Why we should be terrified about arms policy
The Editor, The proposal that GlengarryPrescott-Russell’s MP represent Canada at the United Nations Conference to Negotiate a Ban on Nuclear Weapons has to be carried forward to the next and longest session from June 15 to July 7. It’s too late for the March 27 to 31 session.
When I again met with Gabriel Farmer, the young constituency assistant to our MP Francis Drouin at their Alexandria office on March 21, he only could report some discussion of the idea in their parliamentary office in Ottawa. I had first met with Gabriel Farmer March 7.
Canada voted against the UN resolution in Oct. 2016 that set up the Ban Treaty Talks. Representatives of 29 nations spoke at the first organizational meeting on February 16. The Netherlands was one of them even though in Oct. 2016 it abstained, the only NATO country that didn’t vote against.
Canada’s vote against was “utterly outrageous,” says Peggy Mason, Canada’s ambassador for disarmament from 1989 to 1994. “NATO membership doesn’t require us to vote with the nuclear states,” she says.
The Netherlands abstained because is was “facing strong support at home for a weapons ban” according to a one and onethird page article in the Focus section of The Globe & Mail (G&M) on March 18.
By contrast, in our G-P-R federal riding only one enquiry on the nuclear problem, from Rockland, came to our MP’s office, says assistant Gabriel Farmer.
The G&M article titled, “The Cassandras are warning of nuclear doom so why doesn’t Canada seem to care?” was commented on in three letters to the editor in the March 21 and 22 editions.
“Pierre Trudeau dedicated the last years of his political life working at the UN and around the world to find a way back from the nuclear brink.
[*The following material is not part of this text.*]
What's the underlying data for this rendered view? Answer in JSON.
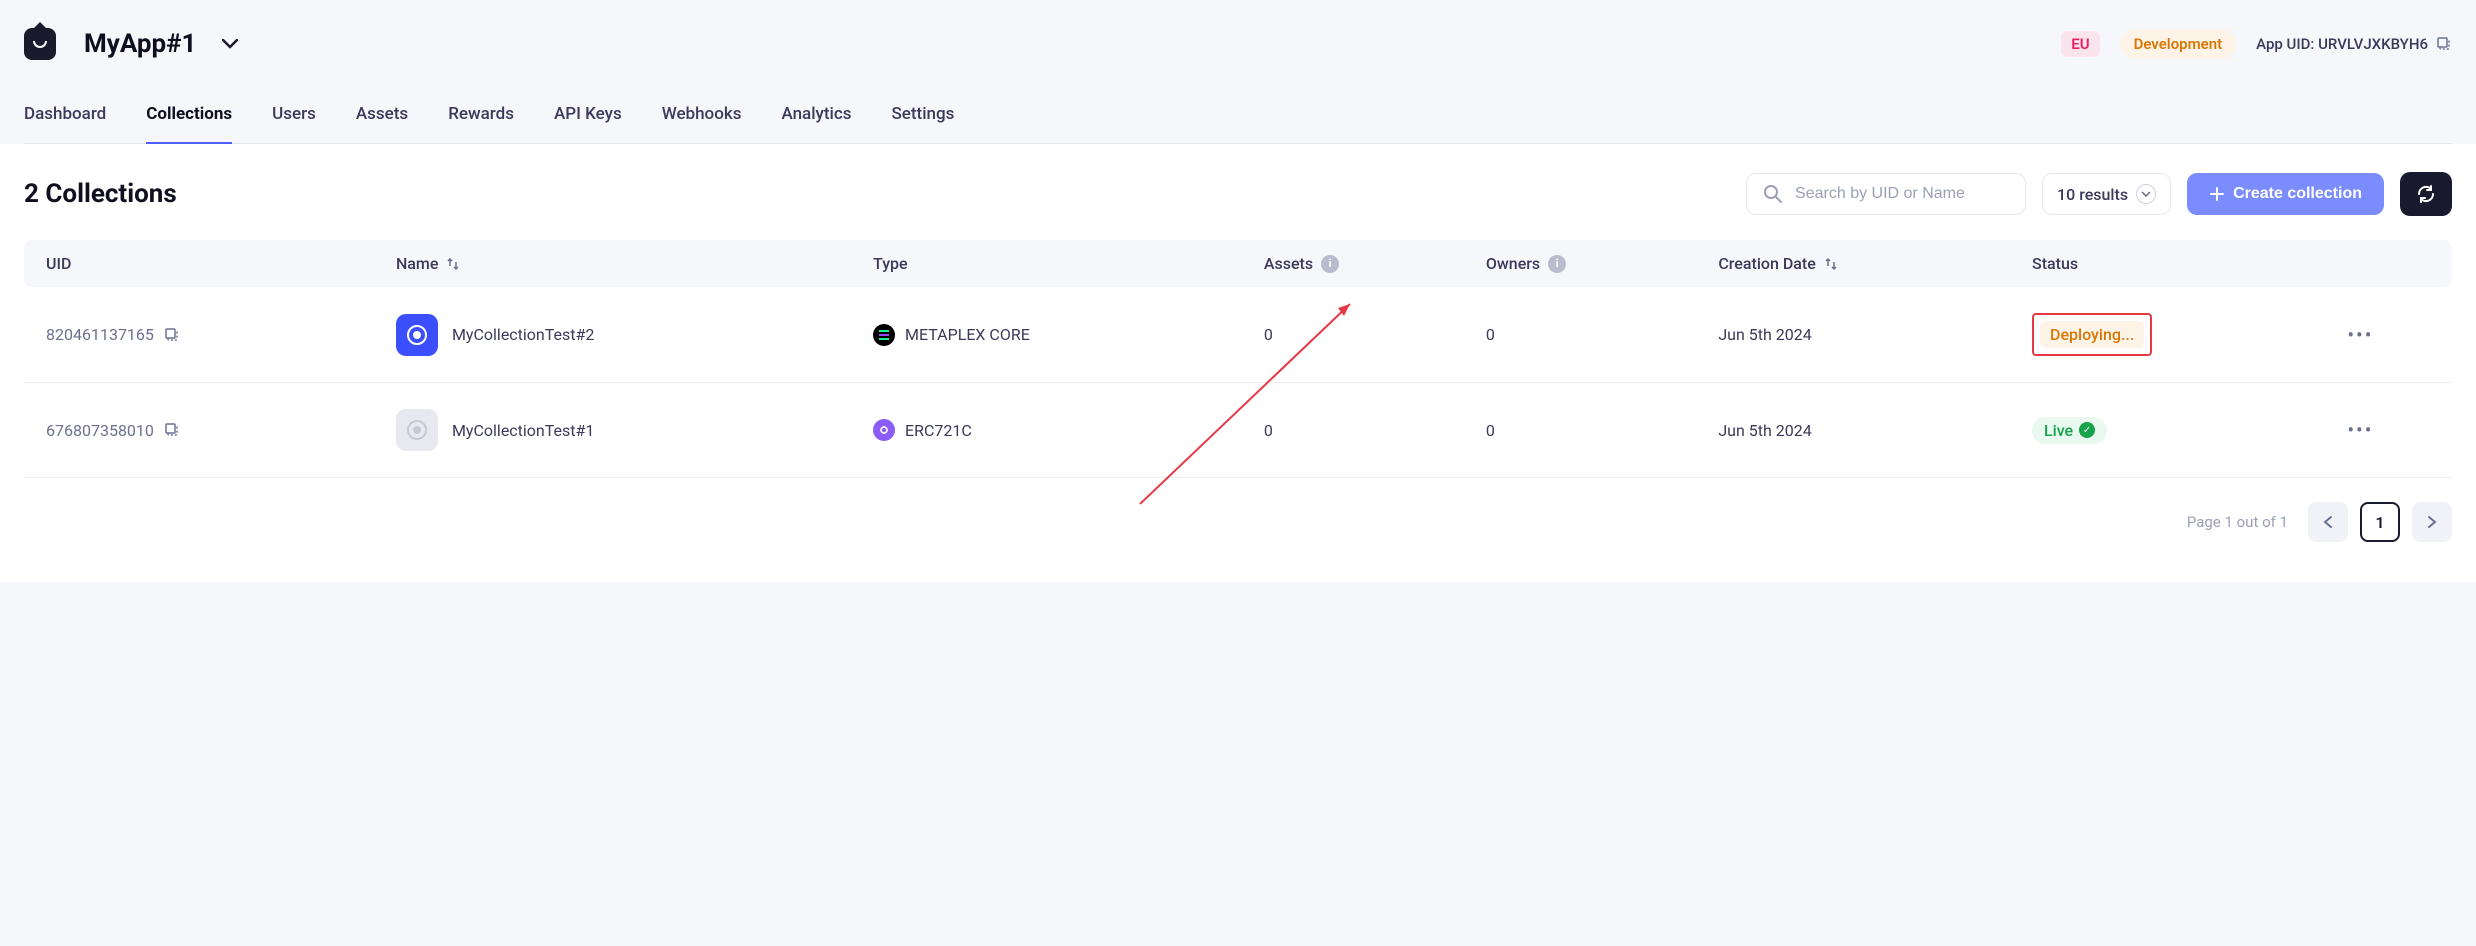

His son should take up that mantle,” writes Nicolas Tracy, an associate of the Gregg Centre for the study of War and Society on March 22.
We of Glengarry could point out to Justin Trudeau that the voters of Glengarry gave the then Liberal prime minister William Lyon Mackenzie King, a majority here after he had been defeated in his former seat ( see the “Scrapbook Corner” of the March 1, The Glengarry News).
In more recent history Canada’s parliament in 2010 unanimously passed a motion to seek a way to negotiate an end to nuclear weapons.
A former U. S. Secretary of Defence, William Perry recently told Politico Magazine that, “Today the danger of some sort of nuclear catastrophe is greater than it was during the Cold War and most people are blissfully unaware of the danger.” Politico headlined the article, “Bill Perry is terrified. Why aren’t you?”
His William Perry Project is devoted to teaching young people about the perils of nuclear weapons. We should urge our relatively young MP to represent Canada at the UN talks in June and July.
He would get support from Douglas Roche, a former MP and senator, Canadian ambassador for disarmament and chair of the UN Disarmament Committee; from Paul Meyer another former Canadian ambassador for Disarmament; from historic figures such as former U.S. secretaries of state George Shultz and Henry Kissinger and former head of the then-Soviet union Mikhail Gorbachev.
If we public citizens can’t get our governments to halt the nuclear arms race, we can at least go to our radioactive deaths saying we tried. Let’s choose to curtail some of our other personal and collective activities to make time to campaign for the dismantling of all nuclear arsenals. Otherwise everything else we’re doing will just end in radioactive dust.
Planet Earth is still here but for how much longer? Gerard Daechsel, Alexandria